In this study, the researchers explored the use of language markers to diagnose mental disorders, a complex process involving genetic, environmental, and psychological factors. While previous research has primarily relied on the Linguistic Inquiry and Word Count (LIWC) program, the team employed a range of Natural Language Processing (NLP) techniques to analyze Dutch psychiatric interview transcriptions. Their primary objective was to predict whether a patient had been diagnosed with a mental disorder, and if so, the specific type of disorder.
Using LIWC in combination with the random forest classification algorithm, the team achieved an accuracy of 0.952 and a Cohen's kappa of 0.889 in predicting whether a person had a mental disorder or not.

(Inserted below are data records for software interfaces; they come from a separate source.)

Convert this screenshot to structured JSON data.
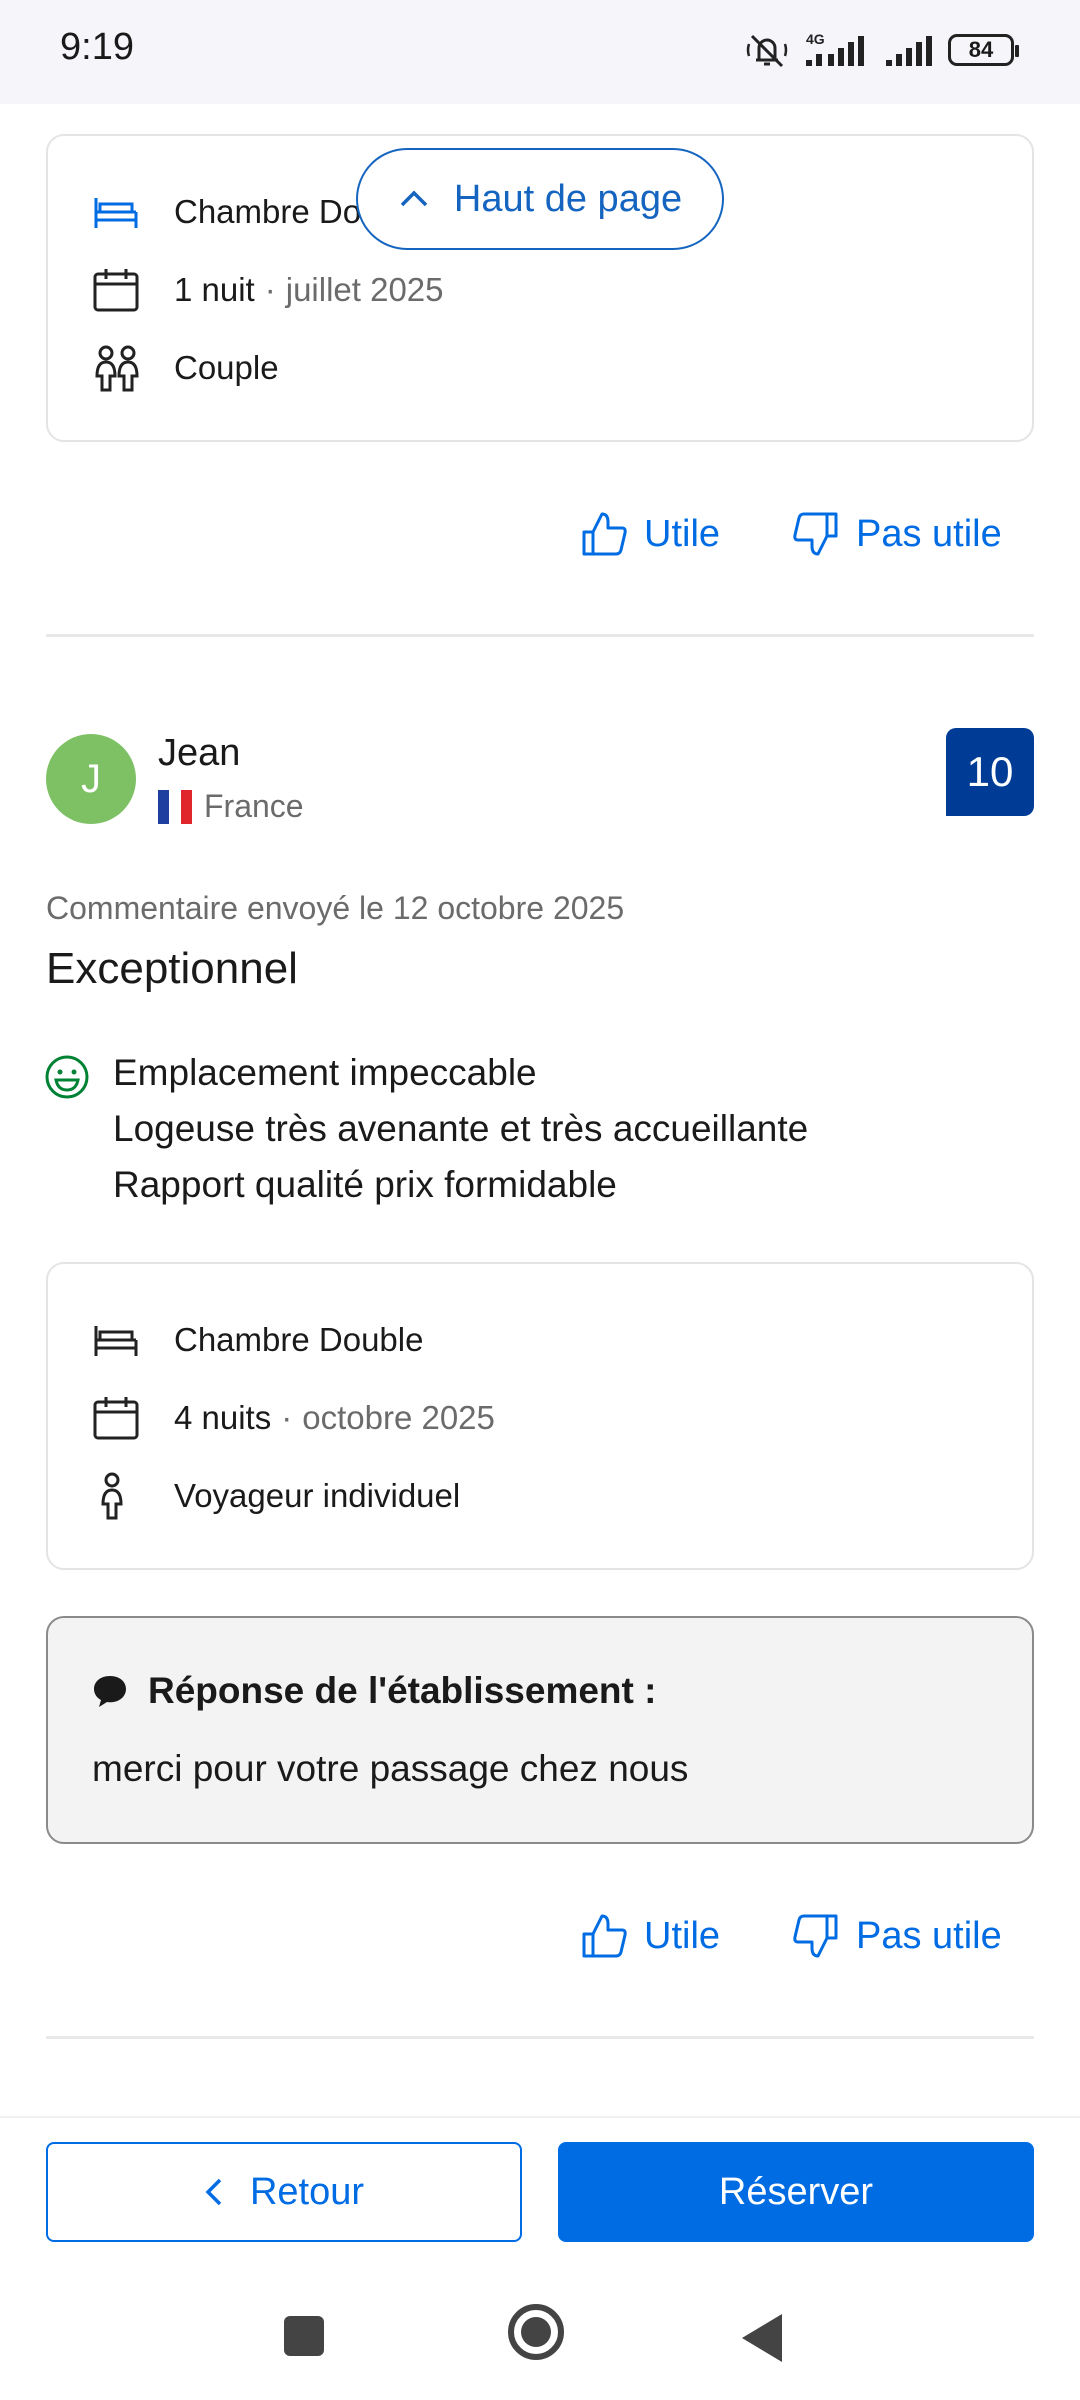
{
  "status_bar": {
    "time": "9:19",
    "network": "4G",
    "battery": "84"
  },
  "first_card": {
    "room": "Chambre Do",
    "nights": "1 nuit",
    "date": "juillet 2025",
    "traveler": "Couple"
  },
  "scroll_top": {
    "label": "Haut de page"
  },
  "first_feedback": {
    "useful": "Utile",
    "not_useful": "Pas utile"
  },
  "review": {
    "avatar_letter": "J",
    "name": "Jean",
    "country": "France",
    "score": "10",
    "date": "Commentaire envoyé le 12 octobre 2025",
    "title": "Exceptionnel",
    "positive_lines": [
      "Emplacement impeccable",
      "Logeuse très avenante et très accueillante",
      "Rapport qualité prix formidable"
    ],
    "room": "Chambre Double",
    "nights": "4 nuits",
    "stay_date": "octobre 2025",
    "traveler": "Voyageur individuel",
    "response_title": "Réponse de l'établissement :",
    "response_text": "merci pour votre passage chez nous",
    "useful": "Utile",
    "not_useful": "Pas utile"
  },
  "bottom_bar": {
    "back_label": "Retour",
    "book_label": "Réserver"
  },
  "colors": {
    "primary": "#006ce4",
    "score_bg": "#003b95",
    "avatar_bg": "#7ec165",
    "smiley": "#008234"
  },
  "icons": [
    "bed-icon",
    "calendar-icon",
    "couple-icon",
    "person-icon",
    "thumbs-up-icon",
    "thumbs-down-icon",
    "smiley-icon",
    "chat-bubble-icon",
    "chevron-up-icon",
    "chevron-left-icon"
  ]
}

Additionally, SpaCy in combination with random forest performed best in predicting the specific mental disorder a patient had been diagnosed with, with an accuracy of 0.429 and a Cohen's kappa of 0.304. These findings could contribute to the development of more accurate and efficient methods for diagnosing mental disorders using language markers.